When it comes to toxin-free, I might let a few things slide, but my area rugs are not one of them.
As a kid, I often visited the knitting mill that my dad ran. So I’ve inhaled the eye-burning chemicals it takes to make synthetic textiles directly. And yet, when I started researching what went into our everyday rugs and carpets, I couldn’t believe it.
The vast majority of rugs and carpets on the market today are made from synthetic materials that are laden with toxins. These are dyed with chemical colorants and backed with PVC and chemical adhesives, all of which off-gas into your home. To top it off, they are treated with highly toxic PFAS, formaldehyde, pesticides, and other chemicals to make them stain proof, moth repellent, fire retardant, and water repellent.
Truly Natural & Non-Toxic Rugs
What shocked me more than the chemicals were the so-called “natural rug brands” that seemed great at first… until I read the fine print to see they coated their natural fibers with harsh chemicals. That did not sit well with me, so I dug further to find non-toxic, eco-friendly rugs with ethical standards I could trust.
Here’s what I found.
Hook and Loom: eco-friendly area rugs, upcycled & chemical-free
Hook & Loom offers a beautiful selection of non-toxic rugs made from either wool or eco-cotton — all without chemicals, dyes, latex, or glues. Their wool rugs are undyed, using only the sheep’s natural colors. And their eco-cotton rugs use a unique, chemical-free process to recycle old rugs into new ones. They also offer GOTS-certified rugs made from (virgin) organic cotton.
Check out their “loom hooked” collection if you like a softer and springy feel. Otherwise, explore their “flatweave” collection for a firmer (but still soft) feel. Both styles are handwoven in a safe environment by workers who are paid a fair wage and treated with compassion.Shop Hook and Loom
Lorena Canals: chemical-free rugs, zero-waste
Lorena Canals’ designs are so plush and gorgeous, it’s hard to believe they are so reasonably priced. Her line of eco-friendly and toxin-free rugs is handmade in India under fair trade practices and sustainable, chemical-free production processes. They also recycle their water and give their cotton scraps a second life in their RUGCYCLED® collection, leading them to become a zero-waste company.
Known for making safe textiles for children, the company also offers Montessori-inspired designs that encourage interaction. Each purchase supports their foundation to provide education and daily meals to underprivileged children in India through their own network of nurseries.Shop Lorena Canals
Grund: organic cotton bath rugs, toxin-free
Grund is well-known for high-quality, organic bed and bath products. Their soft bath rugs are thick, plush, luxurious, made from GOTS-certified organic cotton, and contain no chemical dyes. And their non-slip backing is made from environmentally-friendly rubber. Check out their organic sheets and blankets while you’re there!Shop Grund Organic Bath Rugs

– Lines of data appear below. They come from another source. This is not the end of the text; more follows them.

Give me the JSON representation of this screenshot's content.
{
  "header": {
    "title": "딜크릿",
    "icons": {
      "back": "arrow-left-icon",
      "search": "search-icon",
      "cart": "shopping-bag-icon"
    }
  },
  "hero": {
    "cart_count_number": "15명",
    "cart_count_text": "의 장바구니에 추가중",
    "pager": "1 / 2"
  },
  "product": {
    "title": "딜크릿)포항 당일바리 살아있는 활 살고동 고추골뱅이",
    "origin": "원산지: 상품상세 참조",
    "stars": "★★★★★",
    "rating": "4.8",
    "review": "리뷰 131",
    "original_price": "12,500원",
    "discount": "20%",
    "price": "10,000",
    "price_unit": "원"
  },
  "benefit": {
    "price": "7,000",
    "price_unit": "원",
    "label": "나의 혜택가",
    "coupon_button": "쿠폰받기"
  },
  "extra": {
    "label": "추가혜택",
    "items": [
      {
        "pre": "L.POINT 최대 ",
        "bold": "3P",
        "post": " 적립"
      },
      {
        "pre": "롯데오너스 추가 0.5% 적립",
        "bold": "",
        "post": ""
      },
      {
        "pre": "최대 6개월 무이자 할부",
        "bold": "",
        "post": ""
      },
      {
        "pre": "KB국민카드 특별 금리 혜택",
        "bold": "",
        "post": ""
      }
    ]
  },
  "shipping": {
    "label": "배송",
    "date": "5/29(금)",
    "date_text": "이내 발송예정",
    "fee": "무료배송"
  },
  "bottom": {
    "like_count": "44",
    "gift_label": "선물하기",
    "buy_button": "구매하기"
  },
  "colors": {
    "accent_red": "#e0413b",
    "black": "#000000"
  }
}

Rawganique: natural fiber rugs in earthy styles, biodegradable
Rawganique offers natural fiber rugs from certified organic cotton, hemp, and wool. They are all sweatshop-free, chemical-free, naturally dyed, and biodegradable. They also offer a 100% hemp bath mat handmade by Transylvanian villagers.Shop Natural Rawganique Rugs
Organic Weave: luxury certified organic rugs
Organic Weave mostly works with designers and may be out of reach for many, but I’m listing them here because their standards are top-notch. Not only do they sell GOTS-certified rugs and carpets, but they are all certified free of child labor by GoodWeave. Their wool is sourced from organically-farmed sheep (never dipped in chemicals), while their cotton is farmed organically without the use of insecticides and pesticides. Also, their silk is hand-twisted and woven the traditional way without the chemical baths or synthetic additives often used to soften silk textiles.Shop Organic Weave
Natural Rug Care
Remember, your non-toxic rugs are not chemically treated to be stain-proof, waterproof, or dust resistant. So be sure to vacuum them weekly and, for those that can be washed, do so regularly to minimize the dust, mites, and other contaminants that we tend to bring into the house on our shoes.
Also, lightly dab up any spills, ideally as soon as they happen. Treat anything that lingers with club soda, white vinegar, or baking soda. Enzyme-based stain removers can also help. Just be sure to check the label for unwanted chemicals.
Related content you might like:
- Beyond Thread Count: What to Look for in Truly Natural Bed Sheets
- Tips for Buying Natural and Non-Toxic Furniture
Natural Living Guide
Find practical tips & natural alternatives to the everyday chemicals that invade our lives.